When he arrived in Brighton for Bruins development camp this past June, forward Jack Studnicka reiterated his willingness to play the wing if it meant he’d be on the NHL roster for Boston’s opener, an amount of flexibility he had earlier expressed to the Bruins at his breakup meeting at the end of the season.
Bruins player development coordinator Jamie Langenbrunner lauded the 20-year-old natural center’s eagerness to become more versatile.
But then on the last day of camp, general manager Don Sweeney threw water on that fire.
“Jack I think we’re going to leave him in the middle of the ice,” Sweeney said. “You know in talking with our coaches he has a skill set that we would like to see develop offensively. We’ve talked about players, [David> Krejci and such, Jack has a lot similarities being able to slow the game down, play with pace and protect the puck and get pucks to people in offensive situations. I would like to see him develop that rather than trying to fast track his opportunity to play a game or two in whatever situations. But if he’s the right guy, then fine.”
Aside from that last sentence, Sweeney clearly had other plans for filling in the open right-wing spot in Boston’s top six (depending where coach Bruce Cassidy decides to play David Pastrnak). For an organization that boasts about its willingness to plug young players into the lineup as long as they’ve earned it, this is the wrong tact. Studnicka should be given every opportunity to win a job at center or on the wing this training camp and the Bruins shouldn’t close any avenues that may allow them to fill their biggest lineup hole, which again Sweeney has failed to address.
“Oh for sure, he’d have no problem moving over to the wing if that’s what the Bruins wanted him to do,” Niagara IceDogs coach Billy Burke recently told WEEI.com after coaching Studnicka in the second half of last season in the OHL. “He could do it in a heartbeat. You know there were times he would play wing with us. Obviously he’s a natural centerman, but with his smarts he’d have no problem switching over in terms of wall battles and stuff like that. He’s strong, he’s fierce, he’s a competitor. I couldn’t see any issues with that whatsoever.”
Studnicka’s future might be as Boston’s heir apparent to Krejci as the No. 2 center, but there’s nothing wrong with him serving an apprenticeship on the wing – possibly with Patrice Bergeron and Brad Marchand – if he can bring the scoring touch that put 83 points on the board in 60 games last season to the NHL.
“His two way game has flourished in the last two years. He’s dependable and capable in all three zones. [He> lays with an abundance of maturity and poise. His scoring touch also can’t be underestimated,” an OHL scout told WEEI.com. “I can’t foresee any issue with him potentially playing the wing in the pros. He thinks the game at such a high level, a position switch would come naturally.”
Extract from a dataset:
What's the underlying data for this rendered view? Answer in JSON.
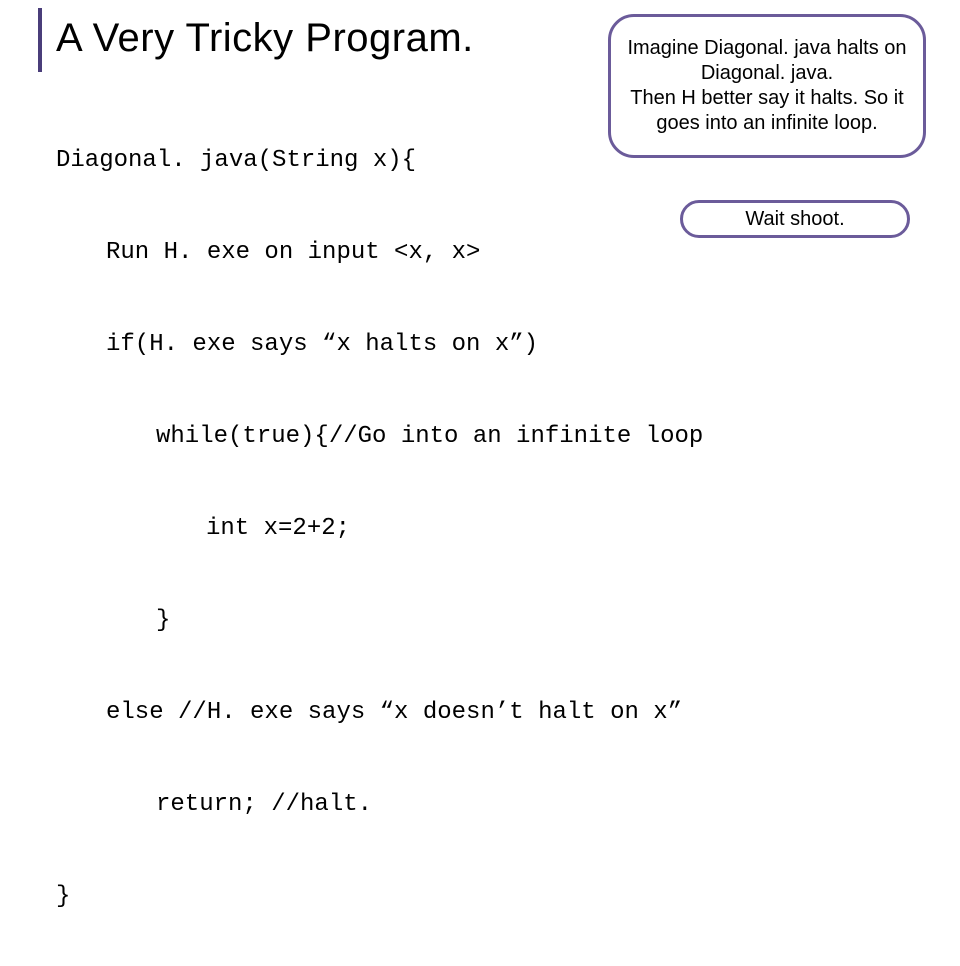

The salary-cap predicament Boston’s in, even without unsigned restricted free agents Charlie McAvoy and Brandon Carlo, has prevented them from bringing in a replacement for Marcus Johansson and for the second straight year the parade of Zach Senyshyn, Peter Cehlarik, Karson Kuhlman, Anders Bjork and, for the first time, Oskar Steen will be trying to grab a coveted top-six spot.
Studnicka should be allowed to compete for that job as well. If the Bruins are worried that a 172-pound first-year pro may get manhandled on the walls, Studnicka could overcome that disadvantage with his as a quick savvy and positioning. Playing some wing won’t stunt his growth as a center, as it doesn’t seem to have hurt Tyler Seguin or most famously, Bergeron.
In fact learning the two-way pro game may be easier playing Bergeron and Marchand’s wing than trying to carry a line in the NHL. And with Charlie Coyle, Sean Kuraly and Par Lindholm, the Bruins have plenty of options to handle bottom-six center minutes. It could turn out Coyle is better suited to be a top-six wing and Studnicka fits as a third-line center. Brett Ritchie or one of the kids may win the top-six wing job. Studnicka may not be ready to start the season in the NHL anyway.
The Bruins are in no position, though, to tell a kid he can’t try out for a certain position considering how so many prospects flopped in a similar situation last year. Studnicka should be allowed to throw his hat in the ring, and if he performs well it will only benefit him and the team.